A median of roughly a third (32%) say children will grow up to be better off than their parents where they live, with respondents in Singapore (61%) and Sweden (50%) standing out as particularly optimistic.
In some places, pessimism has markedly increased since before the COVID-19 outbreak, while in others, it has tempered. Respondents in Italy, the U.S., Germany, South Korea and Greece are now more pessimistic than they were in spring 2019, with Americans and South Koreans more pessimistic now than in any other year when the question was asked. However, respondents in the UK, Sweden, Australia and the Netherlands are more positive on their kids’ prospects now than in 2019. In fact, pessimism for their children’s future in Sweden and the UK is at its lowest point since the Center began asking this question in each country.
In the U.S., respondents of all political leanings are broadly pessimistic about the future of children, with views among conservative Republicans changing dramatically over the past year.
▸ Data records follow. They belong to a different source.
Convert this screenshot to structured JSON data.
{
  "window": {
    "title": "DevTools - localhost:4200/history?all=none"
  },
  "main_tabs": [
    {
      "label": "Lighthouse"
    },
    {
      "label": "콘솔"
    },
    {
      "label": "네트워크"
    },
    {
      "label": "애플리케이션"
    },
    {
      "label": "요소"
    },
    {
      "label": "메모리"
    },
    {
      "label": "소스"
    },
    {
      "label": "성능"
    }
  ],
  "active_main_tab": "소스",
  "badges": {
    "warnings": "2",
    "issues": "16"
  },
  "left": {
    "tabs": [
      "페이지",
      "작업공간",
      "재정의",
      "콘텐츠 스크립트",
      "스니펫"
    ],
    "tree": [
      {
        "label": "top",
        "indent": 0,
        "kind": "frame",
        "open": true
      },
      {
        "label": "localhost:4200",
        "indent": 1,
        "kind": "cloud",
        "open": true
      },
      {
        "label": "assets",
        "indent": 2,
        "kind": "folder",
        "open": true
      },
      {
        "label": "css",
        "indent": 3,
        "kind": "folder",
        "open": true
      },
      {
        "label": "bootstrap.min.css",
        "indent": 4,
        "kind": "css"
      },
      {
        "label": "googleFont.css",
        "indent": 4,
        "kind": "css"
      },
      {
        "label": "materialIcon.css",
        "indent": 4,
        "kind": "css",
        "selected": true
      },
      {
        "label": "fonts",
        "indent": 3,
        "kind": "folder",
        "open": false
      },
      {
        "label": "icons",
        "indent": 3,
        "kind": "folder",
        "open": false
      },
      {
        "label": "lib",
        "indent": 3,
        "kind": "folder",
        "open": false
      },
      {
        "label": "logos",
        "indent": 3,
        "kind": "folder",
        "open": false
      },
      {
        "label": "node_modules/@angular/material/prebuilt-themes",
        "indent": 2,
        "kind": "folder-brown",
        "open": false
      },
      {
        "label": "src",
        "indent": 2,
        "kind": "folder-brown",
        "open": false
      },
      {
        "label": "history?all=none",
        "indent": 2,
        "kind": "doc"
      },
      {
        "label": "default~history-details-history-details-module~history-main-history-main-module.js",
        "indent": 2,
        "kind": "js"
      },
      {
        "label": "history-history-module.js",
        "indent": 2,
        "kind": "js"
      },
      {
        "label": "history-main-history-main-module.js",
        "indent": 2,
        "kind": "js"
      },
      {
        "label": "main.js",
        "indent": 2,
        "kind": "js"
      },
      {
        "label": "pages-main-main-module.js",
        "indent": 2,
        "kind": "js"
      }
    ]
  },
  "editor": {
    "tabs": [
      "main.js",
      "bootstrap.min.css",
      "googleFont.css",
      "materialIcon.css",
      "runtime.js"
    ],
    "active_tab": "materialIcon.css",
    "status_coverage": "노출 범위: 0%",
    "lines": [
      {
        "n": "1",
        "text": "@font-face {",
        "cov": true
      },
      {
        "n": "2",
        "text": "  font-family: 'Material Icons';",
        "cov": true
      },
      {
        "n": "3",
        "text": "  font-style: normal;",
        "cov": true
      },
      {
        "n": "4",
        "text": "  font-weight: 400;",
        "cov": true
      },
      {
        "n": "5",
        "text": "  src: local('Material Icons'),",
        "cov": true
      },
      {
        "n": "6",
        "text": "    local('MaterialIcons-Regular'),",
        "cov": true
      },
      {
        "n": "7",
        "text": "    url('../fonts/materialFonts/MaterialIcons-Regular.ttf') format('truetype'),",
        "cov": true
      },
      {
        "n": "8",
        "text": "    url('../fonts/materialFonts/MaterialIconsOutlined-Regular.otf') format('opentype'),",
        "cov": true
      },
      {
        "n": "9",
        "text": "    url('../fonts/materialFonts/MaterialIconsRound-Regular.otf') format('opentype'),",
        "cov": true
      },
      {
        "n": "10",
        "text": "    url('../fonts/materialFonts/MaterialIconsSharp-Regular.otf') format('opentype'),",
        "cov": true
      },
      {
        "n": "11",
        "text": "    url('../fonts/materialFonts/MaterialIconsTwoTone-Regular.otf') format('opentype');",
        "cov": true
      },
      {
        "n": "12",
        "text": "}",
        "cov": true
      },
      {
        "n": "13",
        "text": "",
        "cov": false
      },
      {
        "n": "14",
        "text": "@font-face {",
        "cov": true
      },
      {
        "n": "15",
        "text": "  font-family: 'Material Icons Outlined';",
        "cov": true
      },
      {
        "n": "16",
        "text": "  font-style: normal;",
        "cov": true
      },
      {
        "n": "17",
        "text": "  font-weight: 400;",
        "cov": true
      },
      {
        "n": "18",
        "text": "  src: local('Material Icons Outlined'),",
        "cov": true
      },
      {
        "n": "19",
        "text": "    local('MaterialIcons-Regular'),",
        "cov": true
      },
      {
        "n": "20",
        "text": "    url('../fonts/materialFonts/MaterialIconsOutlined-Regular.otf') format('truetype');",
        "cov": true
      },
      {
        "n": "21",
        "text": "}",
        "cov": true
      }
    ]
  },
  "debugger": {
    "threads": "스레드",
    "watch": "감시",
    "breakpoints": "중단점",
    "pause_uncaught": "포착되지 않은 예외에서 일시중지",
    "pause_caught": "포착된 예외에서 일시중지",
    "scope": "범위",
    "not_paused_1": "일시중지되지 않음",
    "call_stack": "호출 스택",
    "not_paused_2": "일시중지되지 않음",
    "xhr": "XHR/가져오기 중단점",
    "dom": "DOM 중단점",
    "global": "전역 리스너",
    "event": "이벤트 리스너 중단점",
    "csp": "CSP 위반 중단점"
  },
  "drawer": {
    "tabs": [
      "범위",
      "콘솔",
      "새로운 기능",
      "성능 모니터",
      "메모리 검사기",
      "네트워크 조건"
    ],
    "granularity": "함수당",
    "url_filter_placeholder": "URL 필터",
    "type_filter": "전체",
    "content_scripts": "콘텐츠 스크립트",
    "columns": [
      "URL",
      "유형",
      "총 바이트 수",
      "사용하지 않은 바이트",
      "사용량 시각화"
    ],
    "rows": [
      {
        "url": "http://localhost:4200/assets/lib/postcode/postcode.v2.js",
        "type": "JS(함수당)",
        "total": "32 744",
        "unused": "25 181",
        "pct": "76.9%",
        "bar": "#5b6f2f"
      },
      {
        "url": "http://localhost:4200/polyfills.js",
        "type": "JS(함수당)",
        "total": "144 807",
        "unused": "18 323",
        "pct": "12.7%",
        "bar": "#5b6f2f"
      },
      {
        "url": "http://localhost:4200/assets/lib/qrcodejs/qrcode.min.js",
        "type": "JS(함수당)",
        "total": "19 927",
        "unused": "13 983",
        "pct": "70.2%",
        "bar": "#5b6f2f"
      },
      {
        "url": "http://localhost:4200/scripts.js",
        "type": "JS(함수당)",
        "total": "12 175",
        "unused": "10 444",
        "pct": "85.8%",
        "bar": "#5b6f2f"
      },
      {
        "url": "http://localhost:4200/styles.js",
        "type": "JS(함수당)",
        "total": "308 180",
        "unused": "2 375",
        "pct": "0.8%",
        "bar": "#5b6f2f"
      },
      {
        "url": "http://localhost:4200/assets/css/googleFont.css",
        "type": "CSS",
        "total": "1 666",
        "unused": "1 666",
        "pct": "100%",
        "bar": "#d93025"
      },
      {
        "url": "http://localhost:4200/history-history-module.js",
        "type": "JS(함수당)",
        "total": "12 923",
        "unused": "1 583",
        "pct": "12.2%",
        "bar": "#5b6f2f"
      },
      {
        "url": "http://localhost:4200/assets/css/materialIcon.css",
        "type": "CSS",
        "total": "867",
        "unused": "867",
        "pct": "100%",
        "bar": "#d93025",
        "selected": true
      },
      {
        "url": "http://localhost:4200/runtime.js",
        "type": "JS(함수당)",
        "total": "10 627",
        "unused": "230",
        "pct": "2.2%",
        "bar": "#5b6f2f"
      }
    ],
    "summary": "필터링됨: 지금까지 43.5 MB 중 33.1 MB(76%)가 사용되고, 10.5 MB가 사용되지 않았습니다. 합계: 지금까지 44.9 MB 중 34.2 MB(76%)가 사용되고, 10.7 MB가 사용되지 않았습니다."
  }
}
In March 2020, 36% of conservative Republicans and Republican-leaning independents said children in the U.S. would be worse off than their parents. About three-quarters (76%) say so now, a 40-point increase.
When it comes to expectations for children’s futures among the publics surveyed, there are few consistent differences by age, education, income or ideology. In a handful of locales, women are more pessimistic than men, with the largest such difference in Belgium (75% of women vs. 61% of men say their country’s children will be worse off).
Those who say the current state of their economy is generally bad are far more likely to believe their children will be worse off in the future. In all publics surveyed, there are double-digit differences in pessimism between those who say their economy is good and those who say it is bad. In Taiwan, the difference is 42 points – 85% of those who think their economy is bad also think their children will be worse off, while 43% of those with positive views of their economy say their children will be worse off.
The survey finds that respondents tended to give high praise to the coronavirus response where they live, especially in the Asia-Pacific. But praise for the COVID-19 response is not uniform, and those who say the response has been bad are far more pessimistic about children’s futures there. There are large differences in both Greece and South Korea, where majorities approve of their local pandemic response, as well as in Japan and Spain, where majorities say their country has done a bad job dealing with the outbreak.
In a handful of publics surveyed, those who say their own life changed due to the pandemic (either a great deal or a fair amount) are more likely to say their children will be worse off. In Taiwan, roughly seven-in-ten of those whose lives were affected in this way are pessimistic, while just half of those whose lives did not change say the same. There are similar divides in the UK, South Korea, Canada and Australia.
Dissatisfaction with their economy’s recovery from the pandemic has also fed into respondents’ pessimism for the future. In nearly all publics surveyed, those who say their economy is failing to recover from the pandemic in ways that show weaknesses of their system are far more likely to say their children will be worse off than their parents. There are differences of 30 points or more on this issue in Greece, Canada and South Korea when compared with those who say the recovery has been a demonstration of economic strength.